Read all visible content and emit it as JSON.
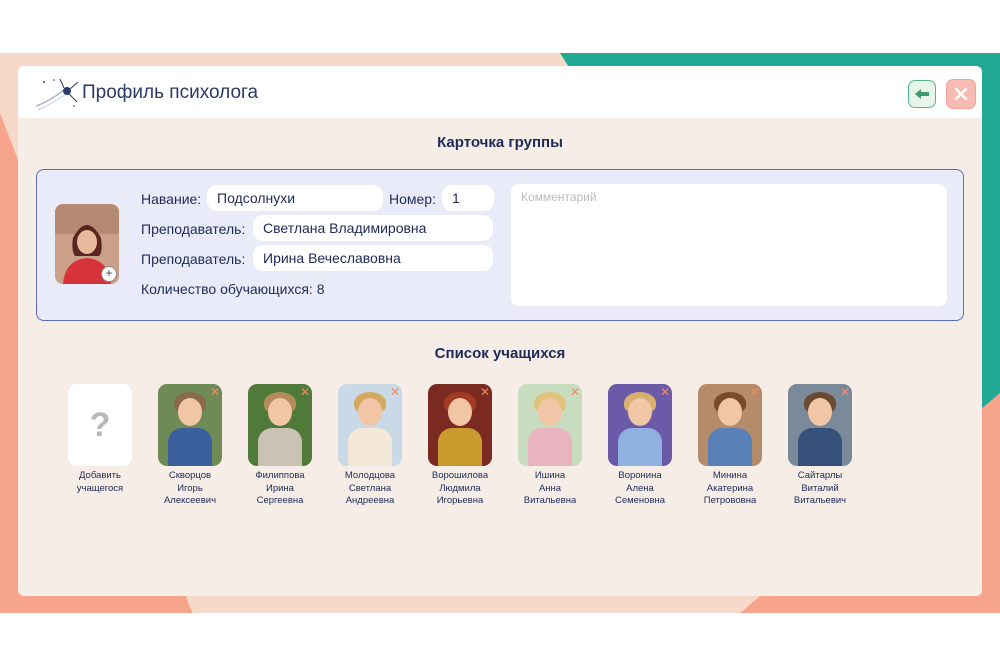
{
  "header": {
    "title": "Профиль психолога"
  },
  "card": {
    "section_title": "Карточка группы",
    "name_label": "Навание:",
    "name_value": "Подсолнухи",
    "number_label": "Номер:",
    "number_value": "1",
    "teacher1_label": "Преподаватель:",
    "teacher1_value": "Светлана Владимировна",
    "teacher2_label": "Преподаватель:",
    "teacher2_value": "Ирина Вечеславовна",
    "count_text": "Количество обучающихся: 8",
    "comment_placeholder": "Комментарий"
  },
  "students_section": {
    "title": "Список учащихся",
    "add": {
      "icon": "?",
      "label_line1": "Добавить",
      "label_line2": "учащегося"
    },
    "items": [
      {
        "last": "Скворцов",
        "first": "Игорь",
        "middle": "Алексеевич"
      },
      {
        "last": "Филиппова",
        "first": "Ирина",
        "middle": "Сергеевна"
      },
      {
        "last": "Молодцова",
        "first": "Светлана",
        "middle": "Андреевна"
      },
      {
        "last": "Ворошилова",
        "first": "Людмила",
        "middle": "Игорьевна"
      },
      {
        "last": "Ишина",
        "first": "Анна",
        "middle": "Витальевна"
      },
      {
        "last": "Воронина",
        "first": "Алена",
        "middle": "Семеновна"
      },
      {
        "last": "Минина",
        "first": "Акатерина",
        "middle": "Петрововна"
      },
      {
        "last": "Сайтарлы",
        "first": "Виталий",
        "middle": "Витальевич"
      }
    ]
  },
  "colors": {
    "accent_navy": "#1d2a57",
    "teal": "#21a995",
    "salmon": "#f7a48d",
    "card_border": "#5a6bc8"
  }
}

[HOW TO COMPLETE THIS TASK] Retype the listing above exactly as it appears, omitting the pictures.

[ANSWER TO THIS EXERCISE]
Read all visible content and emit it as JSON.
{
  "header": {
    "title": "Профиль психолога"
  },
  "card": {
    "section_title": "Карточка группы",
    "name_label": "Навание:",
    "name_value": "Подсолнухи",
    "number_label": "Номер:",
    "number_value": "1",
    "teacher1_label": "Преподаватель:",
    "teacher1_value": "Светлана Владимировна",
    "teacher2_label": "Преподаватель:",
    "teacher2_value": "Ирина Вечеславовна",
    "count_text": "Количество обучающихся: 8",
    "comment_placeholder": "Комментарий"
  },
  "students_section": {
    "title": "Список учащихся",
    "add": {
      "icon": "?",
      "label_line1": "Добавить",
      "label_line2": "учащегося"
    },
    "items": [
      {
        "last": "Скворцов",
        "first": "Игорь",
        "middle": "Алексеевич"
      },
      {
        "last": "Филиппова",
        "first": "Ирина",
        "middle": "Сергеевна"
      },
      {
        "last": "Молодцова",
        "first": "Светлана",
        "middle": "Андреевна"
      },
      {
        "last": "Ворошилова",
        "first": "Людмила",
        "middle": "Игорьевна"
      },
      {
        "last": "Ишина",
        "first": "Анна",
        "middle": "Витальевна"
      },
      {
        "last": "Воронина",
        "first": "Алена",
        "middle": "Семеновна"
      },
      {
        "last": "Минина",
        "first": "Акатерина",
        "middle": "Петрововна"
      },
      {
        "last": "Сайтарлы",
        "first": "Виталий",
        "middle": "Витальевич"
      }
    ]
  },
  "colors": {
    "accent_navy": "#1d2a57",
    "teal": "#21a995",
    "salmon": "#f7a48d",
    "card_border": "#5a6bc8"
  }
}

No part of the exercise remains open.